Wrong. I brought myself back to my setting (a therapeutic wilderness school) and remembered a throwaway detail I’d added a few chapters before: a ropes course. What if I set the session on the ropes course? And then (because I could, and also because I am maybe a tiny little bit sadistic) I gave my main character a debilitating fear of heights.
All of a sudden I was psyched to write the scene I’d been dreading. I couldn’t wait to get my protagonist up in those trees and scare the crap out of her…and now I could do it in so many more ways than just a bunch of angsty teens hurling insults from the safety of their chairs.
Adding action to a talking scene works on so many levels:
- It saves you from pages of boring “he said,” “she said” dialogue tags. Now your characters can punctuate their thoughts by steering the boat into a canal or taking a bite of ice cream or swinging to the next tree.
- It introduces your characters to readers in new ways. How does she steer the boat? What flavor ice cream does he order, and what does that say about him? What is she feeling as she mounts that swing?
- It makes your scene more fun to “watch,” creating visual interest for the reader. (Also, it can help the people who decide to make movies out of books decide to make a movie out of yours.)
- It can turn a simple conversation into a major plot point and lead you to new and exciting ideas about your own book.
The lesson? Never let your characters just sit around and talk. Give them something to do: whether it’s flying a spaceship or applying sunscreen. Then take whatever they’re doing, amplify it, and thank Carrie Bradshaw for throwing your static scene into motion.

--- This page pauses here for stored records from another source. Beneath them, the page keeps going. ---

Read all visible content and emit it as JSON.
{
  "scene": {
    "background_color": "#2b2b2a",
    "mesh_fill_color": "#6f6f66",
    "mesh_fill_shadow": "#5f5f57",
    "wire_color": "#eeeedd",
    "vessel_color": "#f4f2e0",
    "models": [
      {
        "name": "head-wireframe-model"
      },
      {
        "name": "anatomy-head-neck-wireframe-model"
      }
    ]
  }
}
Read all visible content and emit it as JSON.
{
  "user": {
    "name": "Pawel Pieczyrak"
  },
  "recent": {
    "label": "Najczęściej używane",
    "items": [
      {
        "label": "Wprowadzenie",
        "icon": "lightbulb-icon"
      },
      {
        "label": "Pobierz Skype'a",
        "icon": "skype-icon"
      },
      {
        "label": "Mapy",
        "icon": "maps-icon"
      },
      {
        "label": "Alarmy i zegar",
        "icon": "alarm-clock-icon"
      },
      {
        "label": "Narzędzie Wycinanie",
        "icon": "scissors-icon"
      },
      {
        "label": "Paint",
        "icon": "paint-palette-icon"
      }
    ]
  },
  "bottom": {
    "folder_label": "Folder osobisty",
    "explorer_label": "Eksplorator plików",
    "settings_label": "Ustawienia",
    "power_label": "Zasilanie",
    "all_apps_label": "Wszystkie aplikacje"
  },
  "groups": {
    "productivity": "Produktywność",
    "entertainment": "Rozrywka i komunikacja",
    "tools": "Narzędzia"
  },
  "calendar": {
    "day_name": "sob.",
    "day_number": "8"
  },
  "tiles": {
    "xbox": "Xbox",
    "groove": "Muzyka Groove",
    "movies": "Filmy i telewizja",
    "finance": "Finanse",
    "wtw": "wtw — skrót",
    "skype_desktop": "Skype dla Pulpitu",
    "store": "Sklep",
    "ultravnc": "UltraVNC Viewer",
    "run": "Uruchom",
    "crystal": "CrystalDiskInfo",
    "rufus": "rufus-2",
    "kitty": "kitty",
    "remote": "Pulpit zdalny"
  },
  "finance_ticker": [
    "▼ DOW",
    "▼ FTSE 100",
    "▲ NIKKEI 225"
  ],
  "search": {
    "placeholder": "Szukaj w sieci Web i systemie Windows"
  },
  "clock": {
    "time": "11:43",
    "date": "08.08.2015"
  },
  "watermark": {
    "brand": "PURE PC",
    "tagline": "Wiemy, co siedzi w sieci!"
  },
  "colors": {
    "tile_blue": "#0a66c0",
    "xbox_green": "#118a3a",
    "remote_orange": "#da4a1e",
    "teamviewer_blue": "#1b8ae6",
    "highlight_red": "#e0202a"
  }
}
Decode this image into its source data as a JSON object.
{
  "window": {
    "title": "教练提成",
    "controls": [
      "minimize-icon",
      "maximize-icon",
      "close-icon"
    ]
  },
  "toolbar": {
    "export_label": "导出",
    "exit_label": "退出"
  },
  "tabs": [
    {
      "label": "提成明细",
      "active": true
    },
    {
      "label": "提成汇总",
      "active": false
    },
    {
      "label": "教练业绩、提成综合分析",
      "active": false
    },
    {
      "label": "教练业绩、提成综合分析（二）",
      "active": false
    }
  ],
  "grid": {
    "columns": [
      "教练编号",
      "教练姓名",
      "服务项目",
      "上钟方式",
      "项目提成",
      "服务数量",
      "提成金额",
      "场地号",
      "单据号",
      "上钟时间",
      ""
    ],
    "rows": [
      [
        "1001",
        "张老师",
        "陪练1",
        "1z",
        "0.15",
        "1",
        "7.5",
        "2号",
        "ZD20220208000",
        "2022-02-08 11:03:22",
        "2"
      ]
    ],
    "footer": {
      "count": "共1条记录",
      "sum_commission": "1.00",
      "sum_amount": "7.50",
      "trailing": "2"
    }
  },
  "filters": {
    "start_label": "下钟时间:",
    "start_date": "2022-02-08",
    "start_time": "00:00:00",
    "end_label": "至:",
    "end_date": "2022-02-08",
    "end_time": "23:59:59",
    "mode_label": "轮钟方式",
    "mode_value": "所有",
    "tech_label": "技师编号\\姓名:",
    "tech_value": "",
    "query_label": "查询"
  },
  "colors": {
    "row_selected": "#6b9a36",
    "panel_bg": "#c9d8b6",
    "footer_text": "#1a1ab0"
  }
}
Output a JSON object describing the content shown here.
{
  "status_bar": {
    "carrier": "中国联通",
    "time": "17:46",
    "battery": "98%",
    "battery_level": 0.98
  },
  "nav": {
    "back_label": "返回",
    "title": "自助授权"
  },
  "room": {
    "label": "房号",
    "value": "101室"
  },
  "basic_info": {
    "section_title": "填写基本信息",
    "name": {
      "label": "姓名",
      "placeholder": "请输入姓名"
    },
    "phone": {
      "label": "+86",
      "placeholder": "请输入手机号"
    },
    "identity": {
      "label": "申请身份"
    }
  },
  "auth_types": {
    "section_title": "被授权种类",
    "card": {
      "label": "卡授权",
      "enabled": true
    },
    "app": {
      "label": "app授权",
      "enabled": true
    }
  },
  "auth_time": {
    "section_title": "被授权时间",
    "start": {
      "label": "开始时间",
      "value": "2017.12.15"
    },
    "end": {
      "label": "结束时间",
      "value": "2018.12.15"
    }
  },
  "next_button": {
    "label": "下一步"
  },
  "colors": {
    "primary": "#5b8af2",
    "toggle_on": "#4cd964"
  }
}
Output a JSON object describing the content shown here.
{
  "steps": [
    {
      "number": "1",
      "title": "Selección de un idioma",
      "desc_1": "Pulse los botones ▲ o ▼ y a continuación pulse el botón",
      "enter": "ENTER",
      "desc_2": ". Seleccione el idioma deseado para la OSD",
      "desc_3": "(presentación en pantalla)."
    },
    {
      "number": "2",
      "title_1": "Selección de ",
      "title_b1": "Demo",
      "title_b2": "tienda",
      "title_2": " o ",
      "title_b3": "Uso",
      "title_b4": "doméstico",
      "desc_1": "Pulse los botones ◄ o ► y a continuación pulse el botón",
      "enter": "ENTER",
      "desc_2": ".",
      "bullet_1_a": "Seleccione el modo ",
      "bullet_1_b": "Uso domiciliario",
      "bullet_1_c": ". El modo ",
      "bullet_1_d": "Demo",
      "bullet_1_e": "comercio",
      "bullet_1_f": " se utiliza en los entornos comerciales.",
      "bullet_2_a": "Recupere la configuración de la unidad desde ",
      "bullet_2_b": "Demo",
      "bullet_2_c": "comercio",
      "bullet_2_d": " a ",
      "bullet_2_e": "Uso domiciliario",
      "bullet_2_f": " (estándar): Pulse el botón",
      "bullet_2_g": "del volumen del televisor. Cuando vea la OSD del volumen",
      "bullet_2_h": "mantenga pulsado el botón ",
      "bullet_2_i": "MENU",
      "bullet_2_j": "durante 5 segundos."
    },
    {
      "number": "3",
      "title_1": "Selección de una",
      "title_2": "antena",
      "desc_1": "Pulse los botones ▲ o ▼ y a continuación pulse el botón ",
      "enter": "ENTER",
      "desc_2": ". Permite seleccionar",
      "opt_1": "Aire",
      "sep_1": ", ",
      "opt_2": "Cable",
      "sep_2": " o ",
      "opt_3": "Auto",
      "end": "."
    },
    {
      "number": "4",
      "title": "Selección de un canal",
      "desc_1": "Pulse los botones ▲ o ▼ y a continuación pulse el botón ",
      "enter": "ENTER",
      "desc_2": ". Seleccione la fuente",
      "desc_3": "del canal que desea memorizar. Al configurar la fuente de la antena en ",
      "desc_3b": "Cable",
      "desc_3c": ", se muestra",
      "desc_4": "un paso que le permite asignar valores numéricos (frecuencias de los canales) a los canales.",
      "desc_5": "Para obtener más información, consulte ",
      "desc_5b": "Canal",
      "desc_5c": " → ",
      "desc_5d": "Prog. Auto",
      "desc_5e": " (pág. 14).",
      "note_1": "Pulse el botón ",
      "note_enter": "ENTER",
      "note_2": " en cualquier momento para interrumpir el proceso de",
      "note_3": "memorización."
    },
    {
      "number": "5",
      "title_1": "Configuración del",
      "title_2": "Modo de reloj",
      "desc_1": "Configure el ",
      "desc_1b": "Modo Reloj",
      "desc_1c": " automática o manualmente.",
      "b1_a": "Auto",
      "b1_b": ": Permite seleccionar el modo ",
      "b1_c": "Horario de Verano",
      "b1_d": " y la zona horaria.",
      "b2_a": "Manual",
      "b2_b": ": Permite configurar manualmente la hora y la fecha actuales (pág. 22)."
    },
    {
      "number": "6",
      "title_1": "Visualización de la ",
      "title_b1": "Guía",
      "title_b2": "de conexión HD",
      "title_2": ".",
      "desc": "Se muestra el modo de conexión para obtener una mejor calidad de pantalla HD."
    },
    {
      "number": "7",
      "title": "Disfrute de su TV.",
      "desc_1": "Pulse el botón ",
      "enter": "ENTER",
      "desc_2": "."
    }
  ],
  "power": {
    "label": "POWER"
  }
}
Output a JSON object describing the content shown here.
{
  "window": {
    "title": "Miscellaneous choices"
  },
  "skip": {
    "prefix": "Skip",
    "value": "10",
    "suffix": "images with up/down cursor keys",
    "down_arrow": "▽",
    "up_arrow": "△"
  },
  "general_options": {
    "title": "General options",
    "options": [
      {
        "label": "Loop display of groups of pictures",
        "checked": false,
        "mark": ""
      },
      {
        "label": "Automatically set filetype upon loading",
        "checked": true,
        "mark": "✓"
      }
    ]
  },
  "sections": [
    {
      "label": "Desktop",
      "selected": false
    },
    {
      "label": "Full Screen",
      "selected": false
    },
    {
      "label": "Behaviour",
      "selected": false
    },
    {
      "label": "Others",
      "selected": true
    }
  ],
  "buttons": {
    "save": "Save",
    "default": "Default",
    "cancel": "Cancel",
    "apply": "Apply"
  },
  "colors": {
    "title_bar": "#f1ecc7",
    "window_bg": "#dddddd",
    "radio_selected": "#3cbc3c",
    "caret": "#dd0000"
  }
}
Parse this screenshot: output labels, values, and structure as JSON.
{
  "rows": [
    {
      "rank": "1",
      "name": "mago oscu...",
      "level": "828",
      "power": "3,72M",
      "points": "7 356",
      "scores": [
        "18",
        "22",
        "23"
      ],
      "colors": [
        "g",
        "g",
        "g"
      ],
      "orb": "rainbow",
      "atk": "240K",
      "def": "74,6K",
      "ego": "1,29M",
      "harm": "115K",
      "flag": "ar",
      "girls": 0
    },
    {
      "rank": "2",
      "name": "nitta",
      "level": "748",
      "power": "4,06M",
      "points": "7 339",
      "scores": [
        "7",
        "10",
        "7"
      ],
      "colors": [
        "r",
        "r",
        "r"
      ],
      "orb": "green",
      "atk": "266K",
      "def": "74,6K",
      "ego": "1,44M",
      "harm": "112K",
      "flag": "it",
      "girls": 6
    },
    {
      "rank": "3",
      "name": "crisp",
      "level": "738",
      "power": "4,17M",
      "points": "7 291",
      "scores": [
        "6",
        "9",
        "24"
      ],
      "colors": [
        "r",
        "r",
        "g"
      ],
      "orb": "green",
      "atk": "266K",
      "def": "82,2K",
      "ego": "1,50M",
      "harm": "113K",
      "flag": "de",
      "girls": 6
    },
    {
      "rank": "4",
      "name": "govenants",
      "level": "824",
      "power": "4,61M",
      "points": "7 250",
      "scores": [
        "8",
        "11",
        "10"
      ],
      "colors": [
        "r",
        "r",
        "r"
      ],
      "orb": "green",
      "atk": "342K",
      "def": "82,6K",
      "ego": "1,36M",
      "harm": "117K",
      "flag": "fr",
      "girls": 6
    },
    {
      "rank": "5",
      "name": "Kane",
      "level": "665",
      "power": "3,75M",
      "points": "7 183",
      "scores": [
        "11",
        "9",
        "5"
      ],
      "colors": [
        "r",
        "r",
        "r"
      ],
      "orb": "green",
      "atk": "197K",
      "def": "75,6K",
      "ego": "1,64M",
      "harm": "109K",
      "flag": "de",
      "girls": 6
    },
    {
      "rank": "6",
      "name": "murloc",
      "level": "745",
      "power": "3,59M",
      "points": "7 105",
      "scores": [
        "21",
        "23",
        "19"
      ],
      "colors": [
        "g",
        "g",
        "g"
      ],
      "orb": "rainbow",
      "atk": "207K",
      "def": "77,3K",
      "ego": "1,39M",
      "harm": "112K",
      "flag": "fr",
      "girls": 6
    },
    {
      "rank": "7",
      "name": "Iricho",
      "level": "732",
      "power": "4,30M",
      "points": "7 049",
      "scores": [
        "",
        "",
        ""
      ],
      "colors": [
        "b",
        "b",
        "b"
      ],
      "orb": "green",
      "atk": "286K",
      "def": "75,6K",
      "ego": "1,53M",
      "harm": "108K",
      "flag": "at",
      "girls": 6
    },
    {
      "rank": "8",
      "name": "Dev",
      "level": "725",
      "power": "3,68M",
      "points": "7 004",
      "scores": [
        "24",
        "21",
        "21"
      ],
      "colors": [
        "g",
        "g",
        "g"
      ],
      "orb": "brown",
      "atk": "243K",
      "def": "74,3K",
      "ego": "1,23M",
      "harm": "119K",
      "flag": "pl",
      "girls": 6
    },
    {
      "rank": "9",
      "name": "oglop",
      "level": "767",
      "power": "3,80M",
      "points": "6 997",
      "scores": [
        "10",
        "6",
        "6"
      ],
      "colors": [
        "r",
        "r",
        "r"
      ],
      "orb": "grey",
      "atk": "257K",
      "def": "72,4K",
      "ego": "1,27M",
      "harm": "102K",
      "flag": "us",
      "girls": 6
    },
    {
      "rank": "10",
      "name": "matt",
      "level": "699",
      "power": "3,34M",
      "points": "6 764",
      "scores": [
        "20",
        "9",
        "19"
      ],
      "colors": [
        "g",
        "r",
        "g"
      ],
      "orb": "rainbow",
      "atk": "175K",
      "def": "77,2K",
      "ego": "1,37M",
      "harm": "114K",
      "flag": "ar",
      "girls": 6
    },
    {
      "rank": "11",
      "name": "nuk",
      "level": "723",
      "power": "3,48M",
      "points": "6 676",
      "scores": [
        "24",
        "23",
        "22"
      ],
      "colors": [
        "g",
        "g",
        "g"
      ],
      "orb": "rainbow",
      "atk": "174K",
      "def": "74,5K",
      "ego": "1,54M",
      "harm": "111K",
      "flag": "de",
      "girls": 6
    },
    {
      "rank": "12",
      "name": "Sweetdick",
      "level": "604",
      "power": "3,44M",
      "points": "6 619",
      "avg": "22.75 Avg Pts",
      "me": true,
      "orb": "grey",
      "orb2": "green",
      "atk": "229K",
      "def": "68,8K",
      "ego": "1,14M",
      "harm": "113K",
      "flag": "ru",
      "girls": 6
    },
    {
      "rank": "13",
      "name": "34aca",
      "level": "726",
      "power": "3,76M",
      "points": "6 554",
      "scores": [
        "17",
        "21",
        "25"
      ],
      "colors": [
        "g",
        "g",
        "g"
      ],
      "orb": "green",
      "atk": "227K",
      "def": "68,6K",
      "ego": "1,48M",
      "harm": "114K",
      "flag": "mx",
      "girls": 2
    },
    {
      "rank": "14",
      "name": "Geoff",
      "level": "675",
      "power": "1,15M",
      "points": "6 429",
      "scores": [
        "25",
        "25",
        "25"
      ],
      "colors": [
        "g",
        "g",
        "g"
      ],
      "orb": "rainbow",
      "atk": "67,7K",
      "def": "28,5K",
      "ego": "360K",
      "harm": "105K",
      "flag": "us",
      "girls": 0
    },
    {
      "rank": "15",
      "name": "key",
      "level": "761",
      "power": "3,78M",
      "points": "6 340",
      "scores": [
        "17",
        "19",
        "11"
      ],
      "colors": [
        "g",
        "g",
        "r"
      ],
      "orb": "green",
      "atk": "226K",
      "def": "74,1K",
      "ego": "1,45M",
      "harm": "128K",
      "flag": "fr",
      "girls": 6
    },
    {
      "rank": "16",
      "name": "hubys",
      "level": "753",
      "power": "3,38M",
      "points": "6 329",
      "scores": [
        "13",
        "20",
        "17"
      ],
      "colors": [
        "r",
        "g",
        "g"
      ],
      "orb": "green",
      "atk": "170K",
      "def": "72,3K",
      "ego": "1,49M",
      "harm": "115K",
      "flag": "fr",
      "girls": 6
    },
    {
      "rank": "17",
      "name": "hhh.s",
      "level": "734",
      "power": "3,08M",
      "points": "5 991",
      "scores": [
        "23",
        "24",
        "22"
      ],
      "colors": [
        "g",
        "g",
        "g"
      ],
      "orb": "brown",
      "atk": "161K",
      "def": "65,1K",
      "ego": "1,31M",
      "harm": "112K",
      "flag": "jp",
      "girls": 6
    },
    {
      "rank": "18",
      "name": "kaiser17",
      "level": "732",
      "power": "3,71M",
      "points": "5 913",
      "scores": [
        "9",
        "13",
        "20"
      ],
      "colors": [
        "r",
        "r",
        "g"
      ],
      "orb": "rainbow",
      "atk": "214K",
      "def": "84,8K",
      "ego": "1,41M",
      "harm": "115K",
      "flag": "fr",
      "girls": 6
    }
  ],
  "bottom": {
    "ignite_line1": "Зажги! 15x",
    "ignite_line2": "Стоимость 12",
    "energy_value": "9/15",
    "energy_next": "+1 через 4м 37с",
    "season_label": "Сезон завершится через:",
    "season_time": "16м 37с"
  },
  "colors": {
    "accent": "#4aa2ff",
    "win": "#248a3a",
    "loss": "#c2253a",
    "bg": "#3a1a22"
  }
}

Have you had any success adding dynamic action to a static scene? Tell me about it in the comments.